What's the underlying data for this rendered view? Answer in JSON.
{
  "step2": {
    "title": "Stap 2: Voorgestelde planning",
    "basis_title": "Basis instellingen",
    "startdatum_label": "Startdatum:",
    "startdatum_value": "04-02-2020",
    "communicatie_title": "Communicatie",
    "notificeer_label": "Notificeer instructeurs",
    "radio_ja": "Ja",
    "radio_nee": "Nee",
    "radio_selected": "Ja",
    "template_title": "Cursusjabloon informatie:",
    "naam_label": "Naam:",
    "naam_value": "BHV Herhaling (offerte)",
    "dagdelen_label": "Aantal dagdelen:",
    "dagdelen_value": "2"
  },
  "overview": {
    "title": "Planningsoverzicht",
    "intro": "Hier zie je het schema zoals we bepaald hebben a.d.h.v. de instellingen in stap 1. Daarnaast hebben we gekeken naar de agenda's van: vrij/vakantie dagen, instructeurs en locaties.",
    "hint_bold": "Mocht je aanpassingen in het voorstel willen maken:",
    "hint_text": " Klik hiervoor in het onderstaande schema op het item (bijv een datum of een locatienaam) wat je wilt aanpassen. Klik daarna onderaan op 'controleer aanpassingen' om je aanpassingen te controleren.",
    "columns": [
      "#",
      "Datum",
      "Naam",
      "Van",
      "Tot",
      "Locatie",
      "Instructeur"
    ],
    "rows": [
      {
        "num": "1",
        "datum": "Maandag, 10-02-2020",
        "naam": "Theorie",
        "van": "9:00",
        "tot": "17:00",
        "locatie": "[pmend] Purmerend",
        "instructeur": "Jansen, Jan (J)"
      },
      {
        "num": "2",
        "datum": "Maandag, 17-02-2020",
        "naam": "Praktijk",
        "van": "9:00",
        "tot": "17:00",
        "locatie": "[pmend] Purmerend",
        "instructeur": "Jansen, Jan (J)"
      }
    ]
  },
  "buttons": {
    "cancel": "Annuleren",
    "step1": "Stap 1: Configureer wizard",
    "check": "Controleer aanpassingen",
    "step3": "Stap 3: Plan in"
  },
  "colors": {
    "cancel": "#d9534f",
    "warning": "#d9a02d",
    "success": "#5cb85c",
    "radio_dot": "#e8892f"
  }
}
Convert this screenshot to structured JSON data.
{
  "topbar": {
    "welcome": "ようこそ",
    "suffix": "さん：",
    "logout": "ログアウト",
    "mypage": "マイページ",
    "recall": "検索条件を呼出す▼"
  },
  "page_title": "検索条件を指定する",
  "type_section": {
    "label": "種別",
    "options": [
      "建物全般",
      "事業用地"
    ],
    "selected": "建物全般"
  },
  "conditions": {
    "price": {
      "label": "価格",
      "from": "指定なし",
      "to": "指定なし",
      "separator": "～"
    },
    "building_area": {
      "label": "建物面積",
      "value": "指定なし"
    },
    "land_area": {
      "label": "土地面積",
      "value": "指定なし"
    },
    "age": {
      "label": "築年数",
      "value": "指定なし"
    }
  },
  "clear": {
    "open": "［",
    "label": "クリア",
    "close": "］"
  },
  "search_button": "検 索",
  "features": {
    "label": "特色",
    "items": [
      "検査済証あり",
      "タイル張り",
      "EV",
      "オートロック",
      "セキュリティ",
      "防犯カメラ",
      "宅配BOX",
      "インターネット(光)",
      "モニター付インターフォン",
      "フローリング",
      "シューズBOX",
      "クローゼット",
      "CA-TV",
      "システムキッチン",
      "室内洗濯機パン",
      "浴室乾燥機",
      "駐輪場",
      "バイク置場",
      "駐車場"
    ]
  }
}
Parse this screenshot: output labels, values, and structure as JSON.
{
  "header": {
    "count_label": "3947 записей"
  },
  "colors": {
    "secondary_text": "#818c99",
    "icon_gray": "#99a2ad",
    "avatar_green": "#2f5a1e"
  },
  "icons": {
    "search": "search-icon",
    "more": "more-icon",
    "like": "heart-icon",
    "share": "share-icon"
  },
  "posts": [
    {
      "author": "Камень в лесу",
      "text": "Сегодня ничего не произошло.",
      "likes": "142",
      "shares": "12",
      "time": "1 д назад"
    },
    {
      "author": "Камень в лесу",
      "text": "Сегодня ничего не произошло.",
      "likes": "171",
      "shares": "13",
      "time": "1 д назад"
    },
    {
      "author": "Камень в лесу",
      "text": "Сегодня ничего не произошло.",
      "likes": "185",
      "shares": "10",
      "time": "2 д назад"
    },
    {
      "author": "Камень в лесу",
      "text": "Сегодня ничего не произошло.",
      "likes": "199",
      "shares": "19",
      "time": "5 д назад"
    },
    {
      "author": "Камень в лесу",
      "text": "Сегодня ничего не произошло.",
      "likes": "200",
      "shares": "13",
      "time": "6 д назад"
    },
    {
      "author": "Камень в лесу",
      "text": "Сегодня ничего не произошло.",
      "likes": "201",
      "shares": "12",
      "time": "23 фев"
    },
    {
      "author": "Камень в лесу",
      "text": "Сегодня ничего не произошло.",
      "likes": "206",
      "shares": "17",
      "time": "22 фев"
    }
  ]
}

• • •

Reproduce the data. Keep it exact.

| Solved exercise |
What's the underlying data for this rendered view? Answer in JSON.
{
  "step2": {
    "title": "Stap 2: Voorgestelde planning",
    "basis_title": "Basis instellingen",
    "startdatum_label": "Startdatum:",
    "startdatum_value": "04-02-2020",
    "communicatie_title": "Communicatie",
    "notificeer_label": "Notificeer instructeurs",
    "radio_ja": "Ja",
    "radio_nee": "Nee",
    "radio_selected": "Ja",
    "template_title": "Cursusjabloon informatie:",
    "naam_label": "Naam:",
    "naam_value": "BHV Herhaling (offerte)",
    "dagdelen_label": "Aantal dagdelen:",
    "dagdelen_value": "2"
  },
  "overview": {
    "title": "Planningsoverzicht",
    "intro": "Hier zie je het schema zoals we bepaald hebben a.d.h.v. de instellingen in stap 1. Daarnaast hebben we gekeken naar de agenda's van: vrij/vakantie dagen, instructeurs en locaties.",
    "hint_bold": "Mocht je aanpassingen in het voorstel willen maken:",
    "hint_text": " Klik hiervoor in het onderstaande schema op het item (bijv een datum of een locatienaam) wat je wilt aanpassen. Klik daarna onderaan op 'controleer aanpassingen' om je aanpassingen te controleren.",
    "columns": [
      "#",
      "Datum",
      "Naam",
      "Van",
      "Tot",
      "Locatie",
      "Instructeur"
    ],
    "rows": [
      {
        "num": "1",
        "datum": "Maandag, 10-02-2020",
        "naam": "Theorie",
        "van": "9:00",
        "tot": "17:00",
        "locatie": "[pmend] Purmerend",
        "instructeur": "Jansen, Jan (J)"
      },
      {
        "num": "2",
        "datum": "Maandag, 17-02-2020",
        "naam": "Praktijk",
        "van": "9:00",
        "tot": "17:00",
        "locatie": "[pmend] Purmerend",
        "instructeur": "Jansen, Jan (J)"
      }
    ]
  },
  "buttons": {
    "cancel": "Annuleren",
    "step1": "Stap 1: Configureer wizard",
    "check": "Controleer aanpassingen",
    "step3": "Stap 3: Plan in"
  },
  "colors": {
    "cancel": "#d9534f",
    "warning": "#d9a02d",
    "success": "#5cb85c",
    "radio_dot": "#e8892f"
  }
}
Convert this screenshot to structured JSON data.
{
  "topbar": {
    "welcome": "ようこそ",
    "suffix": "さん：",
    "logout": "ログアウト",
    "mypage": "マイページ",
    "recall": "検索条件を呼出す▼"
  },
  "page_title": "検索条件を指定する",
  "type_section": {
    "label": "種別",
    "options": [
      "建物全般",
      "事業用地"
    ],
    "selected": "建物全般"
  },
  "conditions": {
    "price": {
      "label": "価格",
      "from": "指定なし",
      "to": "指定なし",
      "separator": "～"
    },
    "building_area": {
      "label": "建物面積",
      "value": "指定なし"
    },
    "land_area": {
      "label": "土地面積",
      "value": "指定なし"
    },
    "age": {
      "label": "築年数",
      "value": "指定なし"
    }
  },
  "clear": {
    "open": "［",
    "label": "クリア",
    "close": "］"
  },
  "search_button": "検 索",
  "features": {
    "label": "特色",
    "items": [
      "検査済証あり",
      "タイル張り",
      "EV",
      "オートロック",
      "セキュリティ",
      "防犯カメラ",
      "宅配BOX",
      "インターネット(光)",
      "モニター付インターフォン",
      "フローリング",
      "シューズBOX",
      "クローゼット",
      "CA-TV",
      "システムキッチン",
      "室内洗濯機パン",
      "浴室乾燥機",
      "駐輪場",
      "バイク置場",
      "駐車場"
    ]
  }
}
Parse this screenshot: output labels, values, and structure as JSON.
{
  "header": {
    "count_label": "3947 записей"
  },
  "colors": {
    "secondary_text": "#818c99",
    "icon_gray": "#99a2ad",
    "avatar_green": "#2f5a1e"
  },
  "icons": {
    "search": "search-icon",
    "more": "more-icon",
    "like": "heart-icon",
    "share": "share-icon"
  },
  "posts": [
    {
      "author": "Камень в лесу",
      "text": "Сегодня ничего не произошло.",
      "likes": "142",
      "shares": "12",
      "time": "1 д назад"
    },
    {
      "author": "Камень в лесу",
      "text": "Сегодня ничего не произошло.",
      "likes": "171",
      "shares": "13",
      "time": "1 д назад"
    },
    {
      "author": "Камень в лесу",
      "text": "Сегодня ничего не произошло.",
      "likes": "185",
      "shares": "10",
      "time": "2 д назад"
    },
    {
      "author": "Камень в лесу",
      "text": "Сегодня ничего не произошло.",
      "likes": "199",
      "shares": "19",
      "time": "5 д назад"
    },
    {
      "author": "Камень в лесу",
      "text": "Сегодня ничего не произошло.",
      "likes": "200",
      "shares": "13",
      "time": "6 д назад"
    },
    {
      "author": "Камень в лесу",
      "text": "Сегодня ничего не произошло.",
      "likes": "201",
      "shares": "12",
      "time": "23 фев"
    },
    {
      "author": "Камень в лесу",
      "text": "Сегодня ничего не произошло.",
      "likes": "206",
      "shares": "17",
      "time": "22 фев"
    }
  ]
}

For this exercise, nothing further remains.